Are vested?

Vesting is a legal term that means to give or earn a right to a present or future payment, asset, or benefit.

What does it mean for your 401k to be vested?

“Vesting” in a retirement plan means ownership. This means that each employee will vest, or own, a certain percentage of their account in the plan each year. An employee who is 100% vested in his or her account balance owns 100% of it and the employer cannot forfeit, or take it back, for any reason.

What does it mean for a trust to vest?

A beneficiary of a trust has a vested interest if he does not have to meet any conditions for his interest to take effect. The interest may be: Vested in possession, if it is a "present right to present enjoyment", such as an immediate right to income.

How many years does it take to be vested in Teamsters?

five years You become vested when you complete five years of vesting service. One of those years must be after 1990. If you don't earn any years of vesting service after 1990, you fall under the Plan's 10-year vesting rule and will only be considered vested if you completed at least 10 years of vesting service before 1991.

Can I get pension after 5 years?

Service retirement is a lifetime benefit. You can retire as early as age 50 with five years of service credit unless all service was earned on or after Janu. Then you must be at least age 52 to retire. There are some exceptions to the 5-year requirement.

Why can I only withdraw my vested balance?

You may only withdraw amounts from a 401(k) that you are vested in. “Vesting” means ownership. You are always 100% vested in the salary deferral contributions you make to your plan. ... After you have a distribution event, you can take all of your vested account balance out of the plan (called a lump sum distribution).

How many years does it take to be vested?

This typically means that if you leave the job in five years or less, you lose all pension benefits. But if you leave after five years, you get 100% of your promised benefits. Graded vesting. With this kind of vesting, at a minimum you're entitled to 20% of your benefit if you leave after three years.

What is the difference between vested and contingent interests?

Vested Interest does not entirely depend on the condition as the condition involves a certain event. It creates a present right that is in effect immediately, although the enjoyment is postponed to the time prescribed in the transfer. Contingent interest is entirely dependent on the condition imposed on the transfer.

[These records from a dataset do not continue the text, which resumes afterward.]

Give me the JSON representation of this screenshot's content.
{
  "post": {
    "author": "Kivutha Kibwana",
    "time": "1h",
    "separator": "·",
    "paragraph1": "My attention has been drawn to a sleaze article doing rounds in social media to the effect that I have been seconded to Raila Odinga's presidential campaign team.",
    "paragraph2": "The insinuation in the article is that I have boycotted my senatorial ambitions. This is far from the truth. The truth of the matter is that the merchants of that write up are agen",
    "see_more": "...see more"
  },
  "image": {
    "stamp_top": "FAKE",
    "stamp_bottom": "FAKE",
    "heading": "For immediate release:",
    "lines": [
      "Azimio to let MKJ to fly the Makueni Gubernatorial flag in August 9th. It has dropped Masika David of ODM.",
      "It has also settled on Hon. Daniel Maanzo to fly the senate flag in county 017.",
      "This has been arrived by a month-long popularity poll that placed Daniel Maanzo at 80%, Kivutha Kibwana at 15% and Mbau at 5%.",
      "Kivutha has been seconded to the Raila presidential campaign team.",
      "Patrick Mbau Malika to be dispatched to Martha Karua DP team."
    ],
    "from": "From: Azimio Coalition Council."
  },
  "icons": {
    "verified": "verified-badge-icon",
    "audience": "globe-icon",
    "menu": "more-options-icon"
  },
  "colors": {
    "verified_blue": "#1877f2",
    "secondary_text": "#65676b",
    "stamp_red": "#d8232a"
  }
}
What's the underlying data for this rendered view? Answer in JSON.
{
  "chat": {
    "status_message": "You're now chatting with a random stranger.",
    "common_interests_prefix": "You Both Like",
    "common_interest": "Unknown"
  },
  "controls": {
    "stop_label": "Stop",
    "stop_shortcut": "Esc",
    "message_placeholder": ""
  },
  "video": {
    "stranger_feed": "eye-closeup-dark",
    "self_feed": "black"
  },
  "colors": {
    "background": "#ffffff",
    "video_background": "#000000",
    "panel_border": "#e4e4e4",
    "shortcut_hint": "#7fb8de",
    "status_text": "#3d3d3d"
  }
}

What happens if you leave a company before you are vested?

When you leave a job before being fully vested, the unvested portion of your account is forfeited and placed in the employer's forfeiture account, where it can then be used to help pay plan administration expenses, reduce employer contributions, or be allocated as additional contributions to plan participants.

Can you lose a vested pension?

Once a person is vested in a pension plan, he or she has the right to keep it. So, if you're fired after you've become vested in the plan, you wouldn't lose your pension. It's also possible to be partially vested in a plan, which would mean that you could keep the portion that has vested even if you're fired.

What happens if you are not vested?

If you're not fully vested, you'll get to keep only a portion of the match or maybe none at all. To find out your vesting schedule, check with your company's benefits administrator. The upshot: It can usually take around three to five years before you own all of your company matching contributions.

Can you dissolve a family trust?

You can dissolve a revocable trust by removing assets from the trust, and signing the proper legal document, called a trust dissolution form, which you can find online or hire a lawyer to write for you.

What happens when a trust is vested?

On the vesting of a trust the relevant beneficiaries (who are entitled under the terms of the trust deed) become absolutely entitled to the property of the trust: that is, the interests in the trust property become fixed and vested in the relevant beneficiaries. The powers of the trustee change when the trust vests.